Many have said they were displeased upon hearing that Chris Pratt would be voicing Mario. While perhaps not the best choice, I did not find it distracting. Charlie Day plays Mario’s brother Luigi, a game Seth Rogen is Donkey Kong, while Jack Black has a blast as big bad Bowser.
If you have ever played any of the Super Mario Brothers games (and who hasn’t?), the film’s plot follows the same basic formula. Mario finds himself lost in the Mushroom Kingdom and must defeat Bowser to save the talking-mushroom inhabitants.
However, this time, the princess does not need saving. Princess Peach (Anya Taylor-Joy) proves just as important to saving her land as Mario.

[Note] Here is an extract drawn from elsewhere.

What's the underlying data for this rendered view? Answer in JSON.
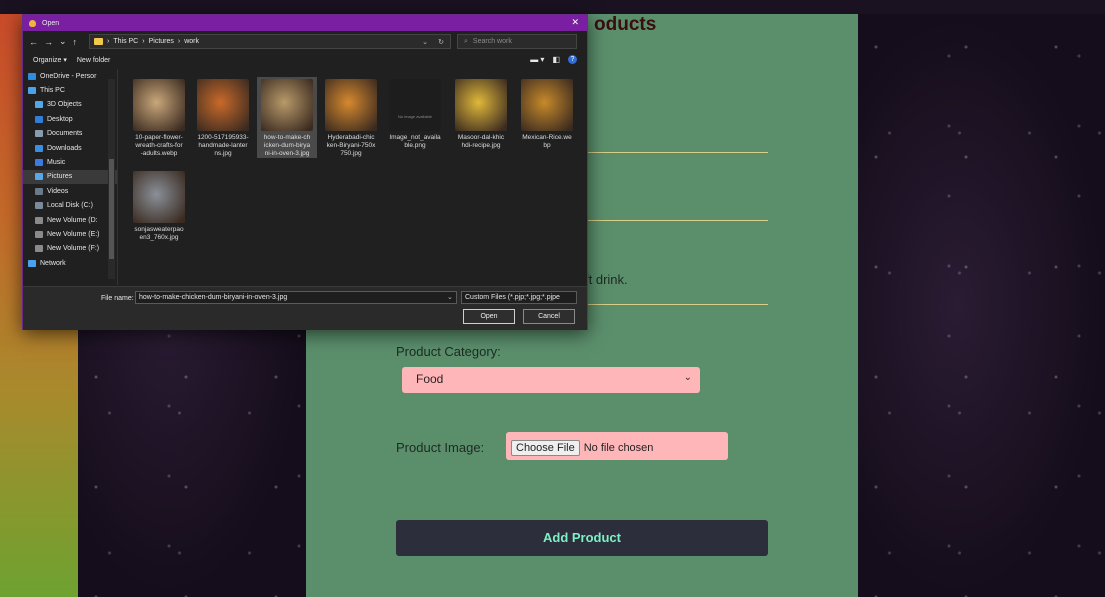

While the triumvirate of directors deliver enough Easter Eggs to satisfy fans, they smartly withhold a lot of characters and story. Ultimately, this will prove the right move as the film has been making a killing at the box office and will certainly spawn numerous sequels.
Initially very reluctant to revisit the cinematic world after the 1993 bomb, Nintendo has a surefire hit on their hands. Bring on a Legend of Zelda movie. B
Spring TV Roundup
The Last of Us – Over the years, many shows based on video games have tried and failed. Going forward, HBO’s “The Last of Us” should be the blueprint for how to succeed wildly. One of my all-time favorite games, “The Last of Us” was one of the first games I played that made me feel a part of the story. Creator Neil Druckmann made me feel the weight of every crucial character decision. He and his fellow showrunner Craig Mazin (creator of “Chernobyl,” the best mini-series of the past decade) masterfully transfer the feel and look (absolutely tremendous set design) of the game into the show.
In the near future, a vicious fungus has turned most of the world into zombie-like creatures. “Game of Thrones” alums Pedro Pascal and Bella Ramsey star as main characters Joel and Ellie. Reluctantly, Joel is placed in charge of Ellie and must get her across the country. Their onscreen chemistry burns bright. However, it is the use of the expanded world where the show takes greatest advantage. Occasionally, the story dovetails away from Joel and Ellie’s trek to showcase the lives of some of the secondary video game characters. Episode three, in particular, is the most emotionally invested I have been in an hour of television since the “Ozymandias” episode late in “Breaking Bad.” Get a box of tissues ready.
Dark Winds (AMC+) – A tight six-episode mini-series finds a 1970’s Navajo reservation Sheriff Leaphorn (Zahn McClarnon) facing not only a double murder, but pressure from the FBI to help solve a vicious armored car robbery. With its mysteries mixed up in the supernatural, “Dark Winds” stays grounded by Leaphorn and his deputies Chee and Manuelito. They are very good at their jobs, but they also have personal lives that keep getting in the way and making their jobs more difficult. As they slowly uncover details on one mystery, it unravels the beginnings of another. I’m looking forward to season two.
Ipcress File (AMC+) – Another solid import by AMC from across the pond, The Ipcress File is an old-fashioned James Bondian spy thriller. Packing a lot of plot in its six episodes, it fills the spaces between the Bay of Pigs and the JFK assassination. An English criminal-turned-spy (Joe Cole of “Gangs of London”) gets puts on the case of a missing nuclear physicist believed to be kidnapped by the Russians. Along the way, he uncovers American involvement amid the upcoming neutron bomb test. At times funny, it’s a refreshing throwback to spy tales of old.
Jeff Mellinger is a screen writer and film buff. He holds a BA in Film Studies and an MFA in film production. He lives in Concord.